Then there are one or the other pair of Magnolia State. Lane Kiffin, 45, begins his fifth head coaching stint when Mississippi receives Florida. The rebels haven’t set a victory record since 2015, the second-longest drought in the league after Vanderbilt. However things go in Oxford over the next few years, it probably won’t be boring.

Mike Leach, King of the Pirates, took over the state of Mississippi in January and stormed back into the SEC for the first time since serving as Kentucky Offensive Coordinator in the Tim Couch era. His craziness will receive far greater immediate audiences in the SEC than it has ever done in far-flung areas like Texas Tech and Washington State.

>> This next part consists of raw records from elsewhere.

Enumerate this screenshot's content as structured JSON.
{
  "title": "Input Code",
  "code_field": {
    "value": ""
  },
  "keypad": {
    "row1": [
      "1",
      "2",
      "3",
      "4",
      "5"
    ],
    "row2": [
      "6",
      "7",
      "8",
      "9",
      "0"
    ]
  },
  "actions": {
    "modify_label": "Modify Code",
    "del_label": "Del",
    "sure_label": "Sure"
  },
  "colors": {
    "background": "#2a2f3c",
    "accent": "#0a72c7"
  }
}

What does the change mean? In the short term, Alabama is likely to recapture the division, as long as everyone can actually control a 10-game season. But in the long run, things are unlikely to look like they did with SEC West in 2019.

Five with the most at stake

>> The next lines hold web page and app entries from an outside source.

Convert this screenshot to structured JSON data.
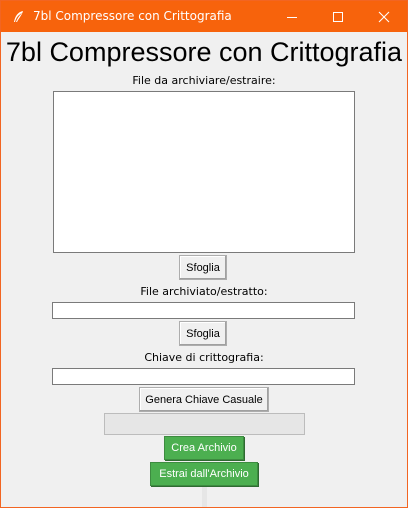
{
  "window": {
    "title": "7bl Compressore con Crittografia",
    "accent_color": "#f7630c",
    "icon": "feather-icon",
    "controls": [
      "minimize-icon",
      "maximize-icon",
      "close-icon"
    ]
  },
  "app": {
    "heading": "7bl Compressore con Crittografia"
  },
  "source": {
    "label": "File da archiviare/estraire:",
    "value": "",
    "browse_label": "Sfoglia"
  },
  "destination": {
    "label": "File archiviato/estratto:",
    "value": "",
    "browse_label": "Sfoglia"
  },
  "key": {
    "label": "Chiave di crittografia:",
    "value": "",
    "generate_label": "Genera Chiave Casuale"
  },
  "progress": {
    "value": 0
  },
  "actions": {
    "create_label": "Crea Archivio",
    "extract_label": "Estrai dall'Archivio",
    "button_color": "#4caf50"
  }
}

1. State of Florida. The Seminoles had an open date following their flawed 16:13 loss to Georgia Tech and they’ll have to go without coach Mike Norvell, who tested positive for the coronavirus in the first year, for a 12th place game in Miami. The state of Florida fell to Miami three times in a row for the first time since a six-game skid from 2000 to 2004, and a flat performance would give Florida state fans one more reason to write off this season.

2. Tennessee (and also South Carolina). Trainer Jeremy Pruitt received a two year extension and raise this week, which is very good for him and enviable for many people in the age of Covid. But he also has some immediate expectations to deal with. Tennessee should be the third best team in the SEC East after Georgia and Florida. That means it should deal with a Gamecocks bunch that comes out of a 4-8 season. But Tennessee hasn’t done a lot of things it should have done in the past decade.

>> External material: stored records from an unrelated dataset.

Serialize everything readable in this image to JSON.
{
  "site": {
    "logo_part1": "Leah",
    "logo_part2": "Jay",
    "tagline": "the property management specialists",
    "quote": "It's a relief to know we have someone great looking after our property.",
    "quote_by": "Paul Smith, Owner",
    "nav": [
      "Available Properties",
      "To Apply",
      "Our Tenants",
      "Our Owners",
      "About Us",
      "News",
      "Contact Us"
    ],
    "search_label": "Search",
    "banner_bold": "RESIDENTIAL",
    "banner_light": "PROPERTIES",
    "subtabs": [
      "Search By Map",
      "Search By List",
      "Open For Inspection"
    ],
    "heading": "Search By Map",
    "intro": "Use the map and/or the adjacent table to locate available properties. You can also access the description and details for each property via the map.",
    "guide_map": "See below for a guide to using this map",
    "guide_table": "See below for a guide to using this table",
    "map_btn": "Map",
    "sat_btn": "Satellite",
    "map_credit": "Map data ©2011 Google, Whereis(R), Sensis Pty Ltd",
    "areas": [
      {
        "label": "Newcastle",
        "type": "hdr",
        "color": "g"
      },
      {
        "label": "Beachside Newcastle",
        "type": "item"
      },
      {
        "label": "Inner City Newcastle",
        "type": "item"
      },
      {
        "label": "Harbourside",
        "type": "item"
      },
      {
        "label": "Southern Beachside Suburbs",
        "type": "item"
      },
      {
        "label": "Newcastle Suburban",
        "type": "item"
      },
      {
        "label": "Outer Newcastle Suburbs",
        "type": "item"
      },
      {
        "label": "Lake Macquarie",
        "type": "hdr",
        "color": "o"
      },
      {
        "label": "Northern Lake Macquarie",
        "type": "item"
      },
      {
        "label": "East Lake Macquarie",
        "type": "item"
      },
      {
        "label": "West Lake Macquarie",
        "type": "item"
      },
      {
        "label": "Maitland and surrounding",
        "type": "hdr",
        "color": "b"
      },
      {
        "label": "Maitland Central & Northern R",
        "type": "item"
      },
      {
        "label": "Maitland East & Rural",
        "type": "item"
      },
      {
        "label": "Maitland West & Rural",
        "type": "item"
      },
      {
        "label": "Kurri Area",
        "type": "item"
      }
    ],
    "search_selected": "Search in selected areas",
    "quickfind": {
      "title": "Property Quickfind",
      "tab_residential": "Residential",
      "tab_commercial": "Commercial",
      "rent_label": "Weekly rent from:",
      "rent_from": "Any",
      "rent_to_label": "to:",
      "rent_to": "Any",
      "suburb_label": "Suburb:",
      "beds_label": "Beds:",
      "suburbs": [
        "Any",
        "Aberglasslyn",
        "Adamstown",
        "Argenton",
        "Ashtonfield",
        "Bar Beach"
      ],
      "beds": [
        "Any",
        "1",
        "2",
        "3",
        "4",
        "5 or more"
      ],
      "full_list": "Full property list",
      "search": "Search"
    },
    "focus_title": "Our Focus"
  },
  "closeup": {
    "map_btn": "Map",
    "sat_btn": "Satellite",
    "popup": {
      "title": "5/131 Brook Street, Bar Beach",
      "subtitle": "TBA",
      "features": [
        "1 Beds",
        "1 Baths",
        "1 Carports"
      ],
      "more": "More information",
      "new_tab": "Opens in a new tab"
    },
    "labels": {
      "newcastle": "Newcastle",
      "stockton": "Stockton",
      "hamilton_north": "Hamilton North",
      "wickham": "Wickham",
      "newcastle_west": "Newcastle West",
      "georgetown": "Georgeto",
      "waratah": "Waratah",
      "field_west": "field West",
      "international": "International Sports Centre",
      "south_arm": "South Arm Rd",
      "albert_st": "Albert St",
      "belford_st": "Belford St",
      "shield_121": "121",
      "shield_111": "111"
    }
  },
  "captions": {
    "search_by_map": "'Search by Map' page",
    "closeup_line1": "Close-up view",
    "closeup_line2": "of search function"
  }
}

3. Cincinnati. Central Florida impressed in their 49-21 loss to Georgia Tech. Now it is the Bearcats’ turn to carry the American Athletic banner. It goes without saying that Army No. 22 in Cincinnati No. 14 is the best game of the weekend.

4. Virginia Tech. Provided the No. 20 Hokies make it onto the field for their late start, they’ll likely face an NC State team that is feeling decent after a 45:42 triumph over Wake Forest. There are many variables in the game for Justin Fuentes team, but this is the kind of game to grab if it’s going to be battling to play an ACC title game.

5. Auburn. One of the great annual puzzles of college football is which direction things will go on the plains. Is it going to be one of those season-for-a-playoff berths or an endless three-loss fear of Halloween? Those crazy tigers leave you guessing … at least until they get an early start at No. 23 Kentucky in Jordan-Hare.

Heisman watch

The SEC is taking part this week and on the still young Heisman Watch for another seven days.

1. QB Trevor Lawrence, Clemson; 519 yards, four TDs over. After a stress-free 15-minute practice session against The Citadel in the Tigers’ second game, he’s still the favorite. Clemson is gone this weekend. (Last week: 1)

2. QB Sam Ehlinger, Texas; 426 yards, five TDs over. After an open date following a blow to Texas El Paso, Ehlinger and the Longhorns venture into the Big 12 at Texas Tech. (LW: 2)

3. QB D’Eriq King, Miami; 469 yards, four TDs over; 92 meters, 1 TD races. He had his way with Louisville’s limited defense when the Hurricanes improved to 2-0. It gets prime time for a second straight time when the state of Florida comes to town. (LW: 6)

4. QB Brady White, Memphis; 280 yards, four TDs, 1 INT over. White was excellent in the Tigers’ first game against Arkansas State. The problem is that anyone can guess when they’ll play their second. Appointments with Houston (last week) and Texas San Antonio (this week) have been canceled due to concerns about the virus. (LW: 3)

5. RB Travis Etienne, Clemson; 170 yards, 1 TD rushing; 4 receptions, 58 meters. Etienne watches simply because Clemson wears him when he has to. Against Wake Forest and The Citadel, his services weren’t much required beyond the first half. (LW: 5)

6. QB Spencer Rattler, Oklahoma; 290 yards, four TDs over. Now the fun begins for the red shirt newcomer who set FCS Missouri State on fire at the start of the Sooners, but faces Kansas State for both teams in the Big 12 opener. (LW: 4)